  • 2012-2013. “Comparative Biology Seminar Series”. Core course in the Comparative Biology PhD Program at the Richard Gilder Graduate School (AMNH, New York). (2 credits). Spring 2013. 
  • 2011-2012. “Comparative Biology Seminar Series”. Core course in the Comparative Biology PhD Program at the Richard Gilder Graduate School (AMNH, New York). (2 credits). Fall 2011.
  • 2011. “Fall Graduate Student Symposium”. Course in the Comparative Biology PhD Program at the Richard Gilder Graduate School (AMNH, New York) (1 credit). Fall 2011.
  • 2010-2011. “Comparative Biology Seminar Series”. Core course in the Comparative Biology PhD Program at the Richard Gilder Graduate School (AMNH, New York). (2 credits). Fall-Spring 2010-11.
  • 2010. “Fall Graduate Student Symposium”. Course in the Comparative Biology PhD Program at the Richard Gilder Graduate School (AMNH, New York) (1 credit). Fall 2010.
  • 2008 “Anthozoa (Cnidaria): Anatomy and Methods”. Course for biology majors #881.06 at the Dept. of Evolution, Ecology and Organismal Biology at Ohio State University (2 credits). Winter 2008.

Graduated Students and Postdoctoral Scholars Advised
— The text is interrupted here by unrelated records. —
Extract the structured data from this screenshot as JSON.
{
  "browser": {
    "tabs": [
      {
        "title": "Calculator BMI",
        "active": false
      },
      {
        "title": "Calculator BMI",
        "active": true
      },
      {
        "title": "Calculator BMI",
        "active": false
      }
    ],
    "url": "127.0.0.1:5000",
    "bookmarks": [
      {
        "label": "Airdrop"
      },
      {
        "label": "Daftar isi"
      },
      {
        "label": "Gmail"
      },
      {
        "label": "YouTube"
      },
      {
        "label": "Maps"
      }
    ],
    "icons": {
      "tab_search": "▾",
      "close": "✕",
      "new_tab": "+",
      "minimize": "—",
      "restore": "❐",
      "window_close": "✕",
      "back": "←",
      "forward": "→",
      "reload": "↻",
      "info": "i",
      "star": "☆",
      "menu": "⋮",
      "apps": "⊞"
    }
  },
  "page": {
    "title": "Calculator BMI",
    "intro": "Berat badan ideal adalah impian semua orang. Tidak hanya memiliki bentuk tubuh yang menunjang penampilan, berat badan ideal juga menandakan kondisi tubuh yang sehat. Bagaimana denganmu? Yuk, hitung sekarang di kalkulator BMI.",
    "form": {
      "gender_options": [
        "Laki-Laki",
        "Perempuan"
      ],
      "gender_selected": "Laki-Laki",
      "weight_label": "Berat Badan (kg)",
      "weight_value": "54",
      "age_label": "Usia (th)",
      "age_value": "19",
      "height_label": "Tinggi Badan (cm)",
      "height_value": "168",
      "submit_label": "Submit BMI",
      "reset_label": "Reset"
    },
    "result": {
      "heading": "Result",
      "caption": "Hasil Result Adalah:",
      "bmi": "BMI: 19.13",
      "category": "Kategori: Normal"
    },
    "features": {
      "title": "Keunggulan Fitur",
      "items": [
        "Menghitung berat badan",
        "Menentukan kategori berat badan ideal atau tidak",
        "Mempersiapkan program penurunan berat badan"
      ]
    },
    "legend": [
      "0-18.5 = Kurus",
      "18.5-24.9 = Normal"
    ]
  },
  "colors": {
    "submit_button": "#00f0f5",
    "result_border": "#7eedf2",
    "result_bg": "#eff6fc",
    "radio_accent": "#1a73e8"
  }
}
  • Alejandro Grajales (2013) PhD in Comparative Biology at the Richard Gilder Graduate School (RGGS): “Systematics and taxonomy of the family Aiptasiidae (Hexacorallia: Actiniaria) and population genetics of the species Aiptasia pallida.” Principal advisor.
  • Adolfo Lara (PhD expected 2017) PhD in Comparative Biology at the Richard Gilder Graduate School (RGGS). Principal advisor.
  • Paul Larson (PhD expected 2014) PhD in Evolution, Ecology, & Organismal Biology at Ohio State University (Columbus, Ohio): “Systematics and reproductive ecology of Epiactis (Cnidaria: Anthozoa). PhD. External Committee member.
  • Ricardo Enrique González Muñoz (2014) PhD in “Ciencias del Mar y Limnología” at Universidad Nacional Autonoma de Mexico (UNAM). External advisor, PhD. committee member.
  • Luciana Gusmão (2010) PhD in Evolution, Ecology and Organismal Biology at Ohio State University (Columbus, Ohio). PhD dissertation Committee member (Nov 2010).
  • Shaadi F. Pooyaei Mehr (2013) PhD (CUNY/AMNH) in “Molecular evolution of fluorescent proteins”. PhD. external Committee member.
  • Mercer Brugler (2011‐2014) Postdoctoral fellow at the AMNH “Developing species level molecular markers for sea anemones”.

External Links